This afternoon came the announcement that 33 allegations of ethical violations have been filed against prominent bar members. Most noteworthy is Andrew Thomas, the former Maricopa County Attorney who waged legal battles against many in county government and on the bench.
Also named in Probable Cause orders were two of his senior deputies, Lisa Aubuchon and Rachel Alexander.
At a 2:00 press conference just ended, independent ethics investigator John Gleason spoke about his 76-page report as well as the orders themselves. As the Probable Cause Order for Thomas reads, “Ethical violations by Respondent … are far-reaching and numerous. Evidence thus far adduced portrays a reckless, four-year campaign of corruption and power abuse by Respondent as a public official, undertaken at enormous and mostly wasteful cost to the taxpayers.”
His report indicates, “Pursuant to the American Bar Association Standards for Imposing Lawyer Sanctions, the allegations of misconduct committed by Thomas and Aubuchon, if proven, warrant disbarment.”
Gleason said that he expected to file the formal charges, largely based on his report, in January. (January being the month when the new discipline process, based primarily on the Colorado process, goes into effect.) He added that by early or mid-July, a hearing with new Presiding Disciplinary Judge William O’Neil, along with a panel, will consider the charges.
More records from the cases soon will be scanned and made available, according to the Supreme Court.
A few other items learned in the press conference:
- Gleason mentioned that his report originally submitted to the Probable Cause Panelist—former Arizona Chief Justice Charles Jones—included 32 allegations. It was Justice Jones who insisted that an additional allegation be levied against all three lawyers: violations of Rules 53(d) and (f)(1), Ariz.R.S.Ct., “which are predicated on Respondent’s failure or refusal to cooperate or respond substantively to Bar Counsel’s requests.”
- In response to a question, State Bar of Arizona spokesman Rick DeBruhl said that no one they had spoken with could recall a time in Arizona history when a sitting or former county attorney had had such charges levied against him or her.

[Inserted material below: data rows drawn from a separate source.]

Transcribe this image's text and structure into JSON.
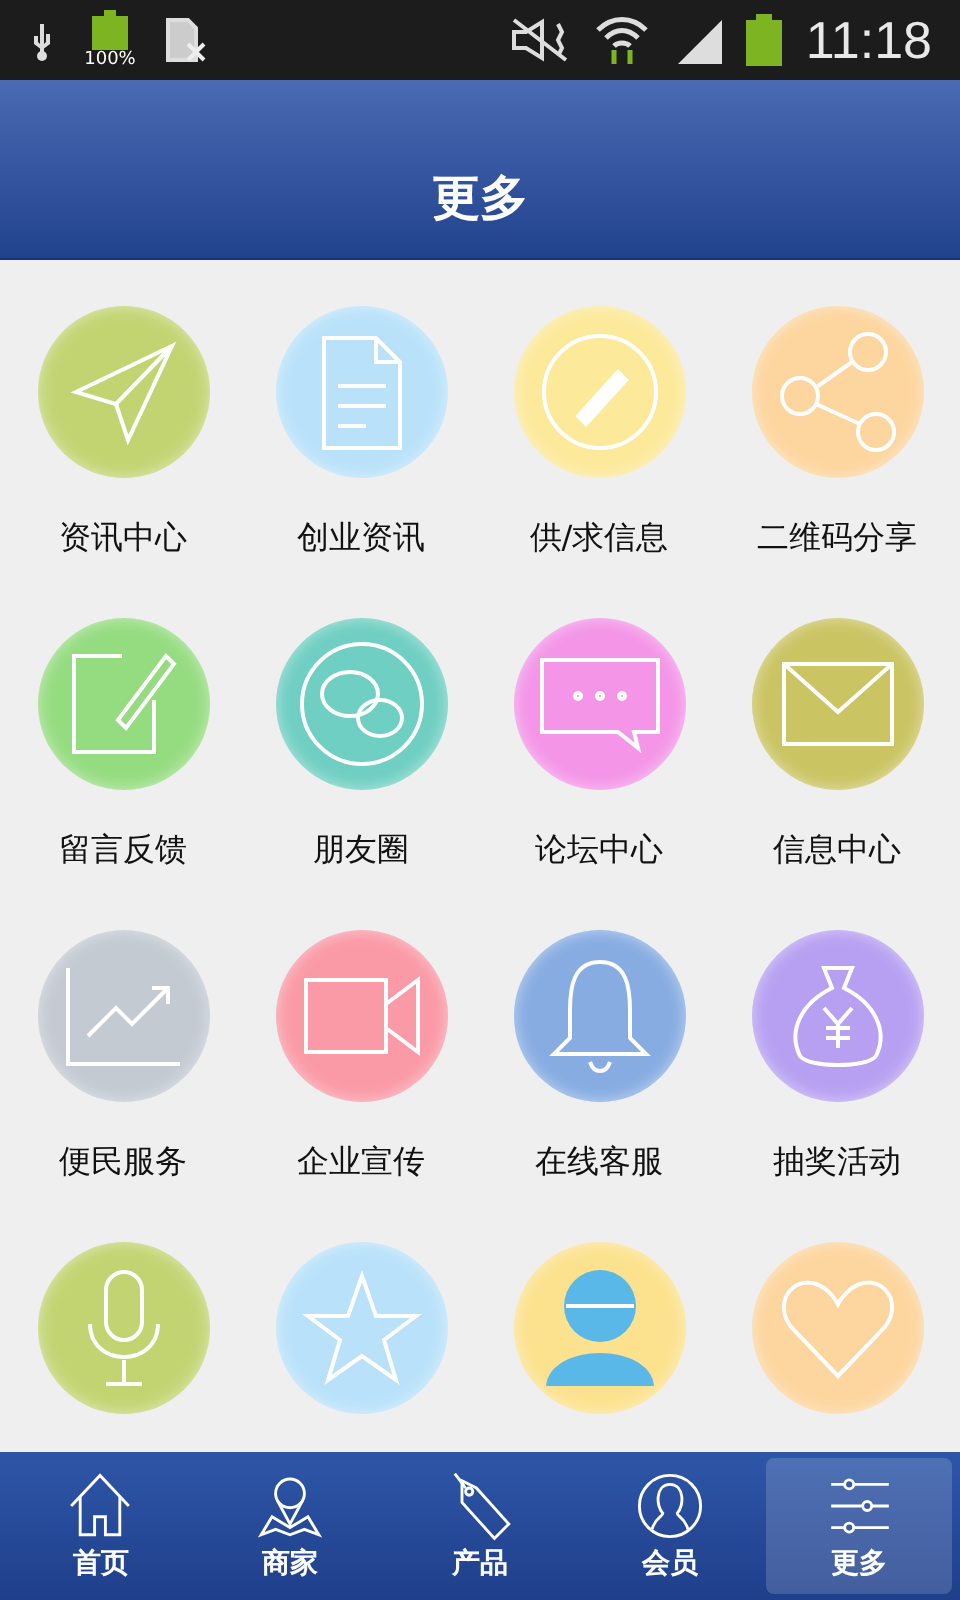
{
  "status_bar": {
    "battery_label": "100%",
    "time": "11:18"
  },
  "header": {
    "title": "更多"
  },
  "tiles": [
    {
      "label": "资讯中心",
      "color": "#c2d472"
    },
    {
      "label": "创业资讯",
      "color": "#b9e2fa"
    },
    {
      "label": "供/求信息",
      "color": "#fce99a"
    },
    {
      "label": "二维码分享",
      "color": "#fdd59e"
    },
    {
      "label": "留言反馈",
      "color": "#95dc80"
    },
    {
      "label": "朋友圈",
      "color": "#6fcfc2"
    },
    {
      "label": "论坛中心",
      "color": "#f495e8"
    },
    {
      "label": "信息中心",
      "color": "#cac462"
    },
    {
      "label": "便民服务",
      "color": "#c3cad2"
    },
    {
      "label": "企业宣传",
      "color": "#fa9aa6"
    },
    {
      "label": "在线客服",
      "color": "#86ace2"
    },
    {
      "label": "抽奖活动",
      "color": "#b7a0f2"
    },
    {
      "color": "#c2d472"
    },
    {
      "color": "#b9e2fa"
    },
    {
      "color": "#fce28e"
    },
    {
      "color": "#fdd59e"
    }
  ],
  "nav": [
    {
      "label": "首页",
      "selected": false
    },
    {
      "label": "商家",
      "selected": false
    },
    {
      "label": "产品",
      "selected": false
    },
    {
      "label": "会员",
      "selected": false
    },
    {
      "label": "更多",
      "selected": true
    }
  ]
}
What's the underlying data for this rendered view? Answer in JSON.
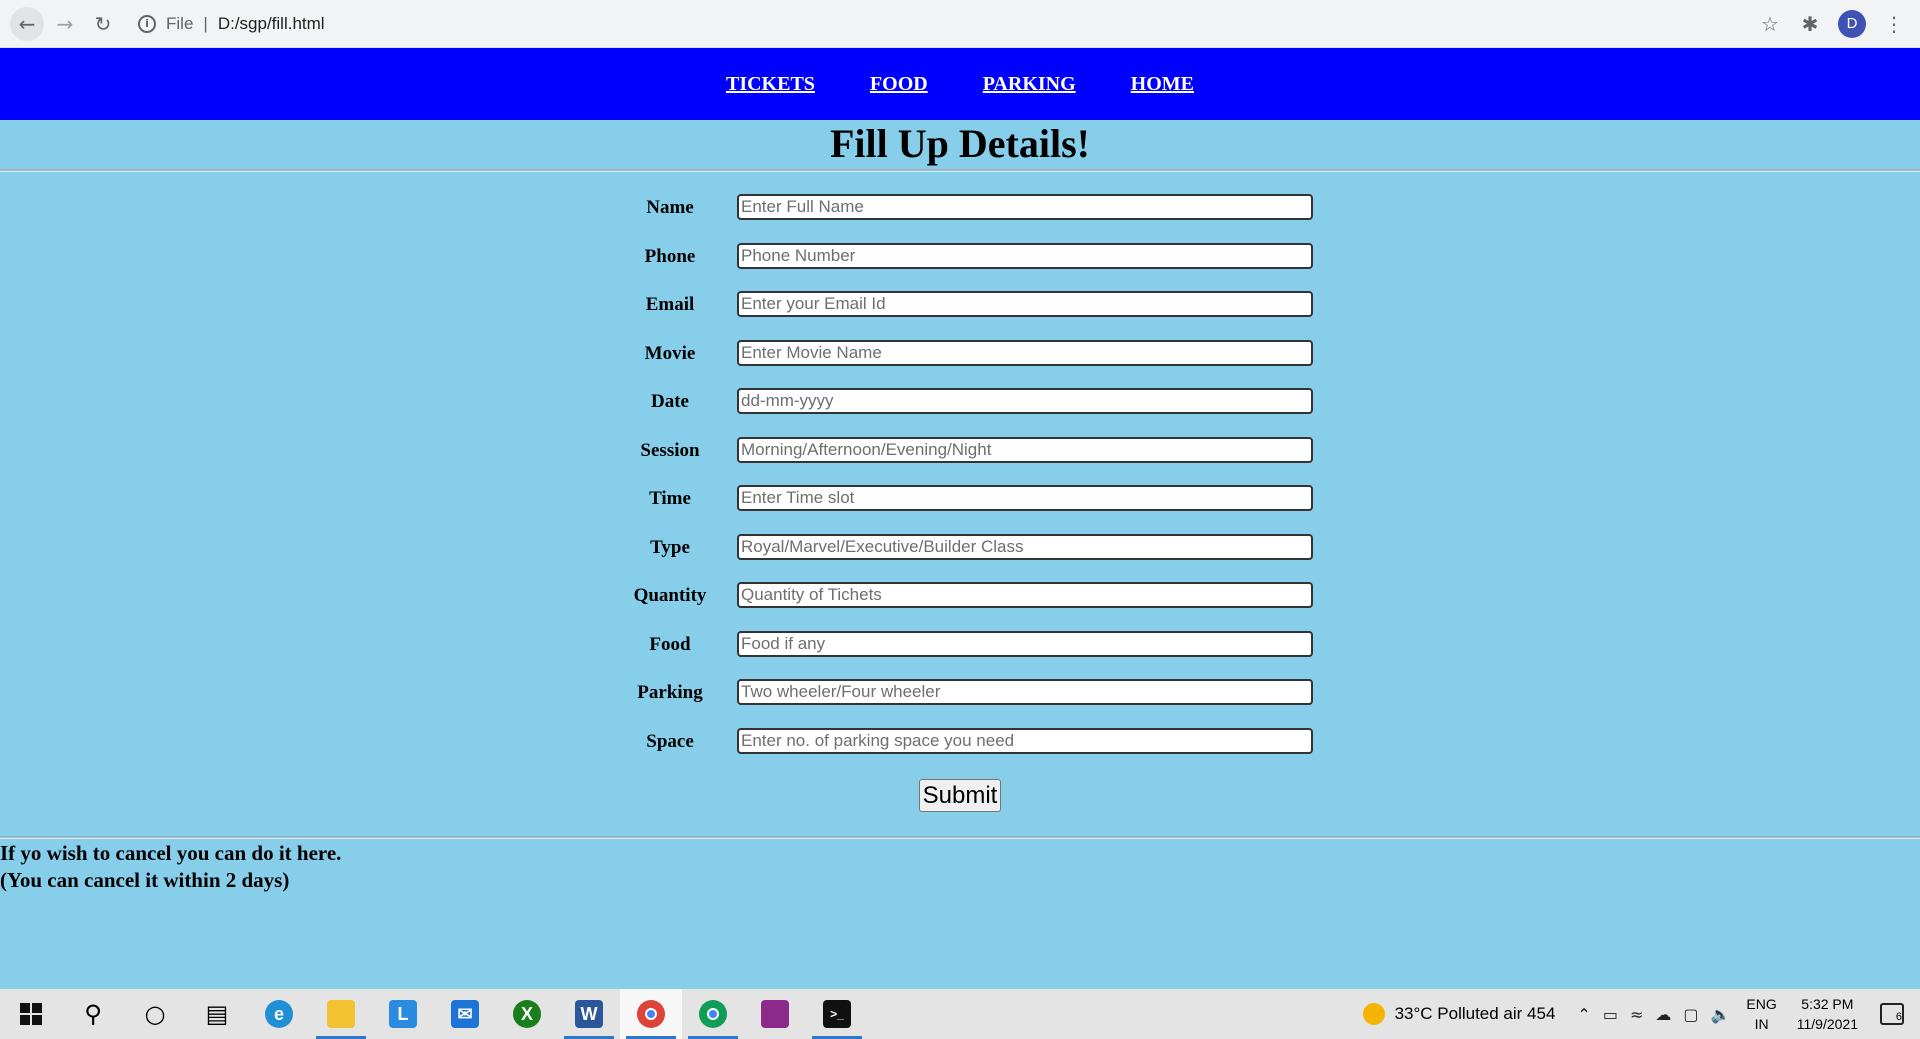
{
  "browser": {
    "scheme": "File",
    "url": "D:/sgp/fill.html",
    "profile_initial": "D",
    "icons": [
      "back-arrow-icon",
      "forward-arrow-icon",
      "reload-icon",
      "info-icon",
      "star-icon",
      "puzzle-icon",
      "kebab-menu-icon"
    ]
  },
  "nav": {
    "items": [
      {
        "label": "TICKETS"
      },
      {
        "label": "FOOD"
      },
      {
        "label": "PARKING"
      },
      {
        "label": "HOME"
      }
    ]
  },
  "page": {
    "title": "Fill Up Details!",
    "submit_label": "Submit",
    "cancel_line1": "If yo wish to cancel you can do it here.",
    "cancel_line2": "(You can cancel it within 2 days)"
  },
  "fields": [
    {
      "label": "Name",
      "placeholder": "Enter Full Name"
    },
    {
      "label": "Phone",
      "placeholder": "Phone Number"
    },
    {
      "label": "Email",
      "placeholder": "Enter your Email Id"
    },
    {
      "label": "Movie",
      "placeholder": "Enter Movie Name"
    },
    {
      "label": "Date",
      "placeholder": "dd-mm-yyyy"
    },
    {
      "label": "Session",
      "placeholder": "Morning/Afternoon/Evening/Night"
    },
    {
      "label": "Time",
      "placeholder": "Enter Time slot"
    },
    {
      "label": "Type",
      "placeholder": "Royal/Marvel/Executive/Builder Class"
    },
    {
      "label": "Quantity",
      "placeholder": "Quantity of Tichets"
    },
    {
      "label": "Food",
      "placeholder": "Food if any"
    },
    {
      "label": "Parking",
      "placeholder": "Two wheeler/Four wheeler"
    },
    {
      "label": "Space",
      "placeholder": "Enter no. of parking space you need"
    }
  ],
  "taskbar": {
    "weather": "33°C  Polluted air 454",
    "lang_top": "ENG",
    "lang_bottom": "IN",
    "time": "5:32 PM",
    "date": "11/9/2021",
    "notification_count": "6",
    "colors": {
      "accent": "#2f78c7"
    }
  },
  "colors": {
    "page_bg": "#87ceeb",
    "nav_bg": "#0000ff"
  }
}
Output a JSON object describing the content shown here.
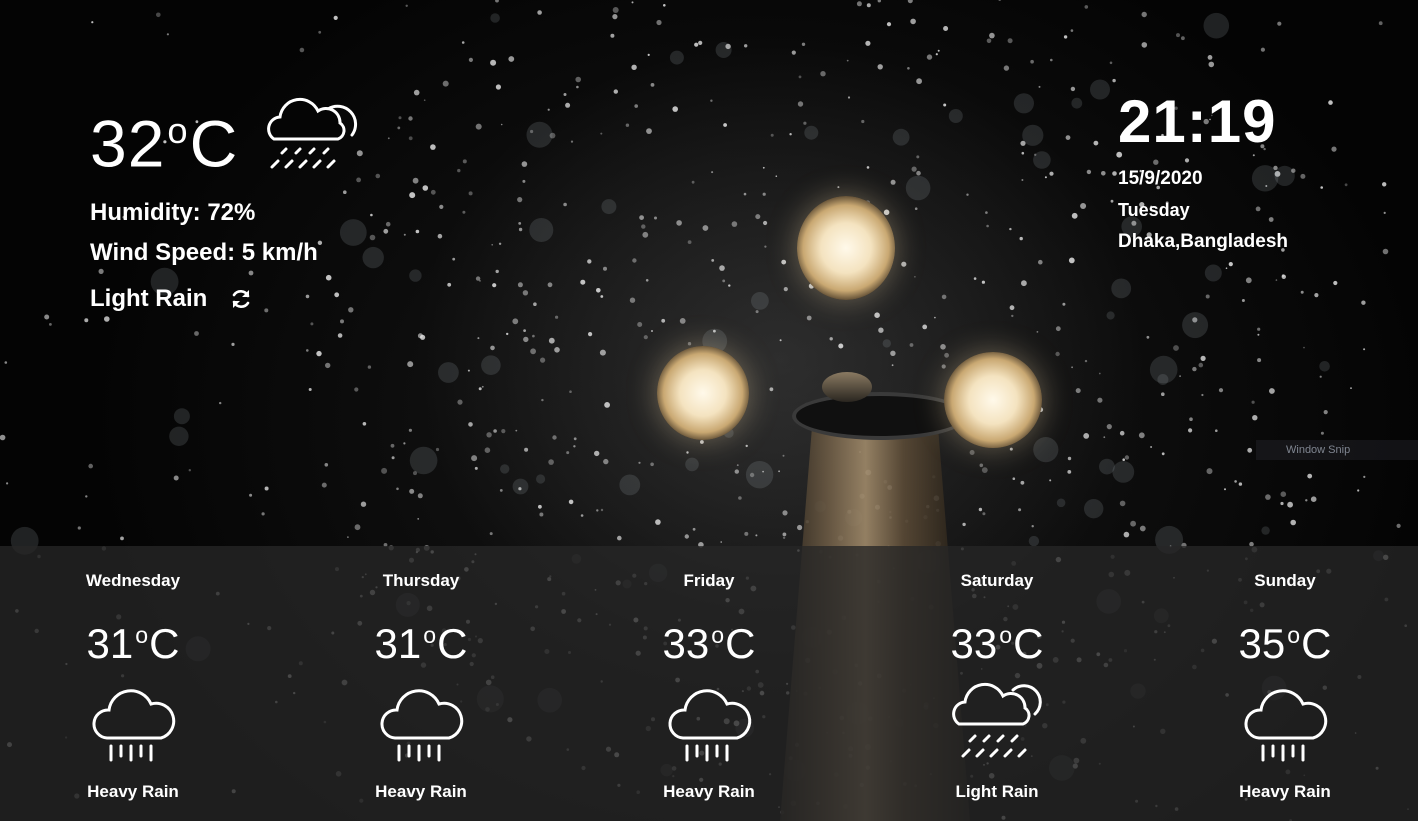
{
  "current": {
    "temperature": "32",
    "unit": "C",
    "icon": "light-rain-icon",
    "humidity": "Humidity: 72%",
    "wind_speed": "Wind Speed: 5 km/h",
    "condition": "Light Rain",
    "refresh_icon": "refresh-icon"
  },
  "clock": {
    "time": "21:19",
    "date": "15/9/2020",
    "day": "Tuesday",
    "location": "Dhaka,Bangladesh"
  },
  "overlay": {
    "snip_label": "Window Snip"
  },
  "forecast": [
    {
      "day": "Wednesday",
      "temperature": "31",
      "unit": "C",
      "icon": "heavy-rain-icon",
      "condition": "Heavy Rain"
    },
    {
      "day": "Thursday",
      "temperature": "31",
      "unit": "C",
      "icon": "heavy-rain-icon",
      "condition": "Heavy Rain"
    },
    {
      "day": "Friday",
      "temperature": "33",
      "unit": "C",
      "icon": "heavy-rain-icon",
      "condition": "Heavy Rain"
    },
    {
      "day": "Saturday",
      "temperature": "33",
      "unit": "C",
      "icon": "light-rain-icon",
      "condition": "Light Rain"
    },
    {
      "day": "Sunday",
      "temperature": "35",
      "unit": "C",
      "icon": "heavy-rain-icon",
      "condition": "Heavy Rain"
    }
  ]
}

- John Gleason noted that throughout his long investigation, he had never met any of the three lawyers named in the allegations (though he did offer them the opportunity to be interviewed).
We will have more on this story as it progresses.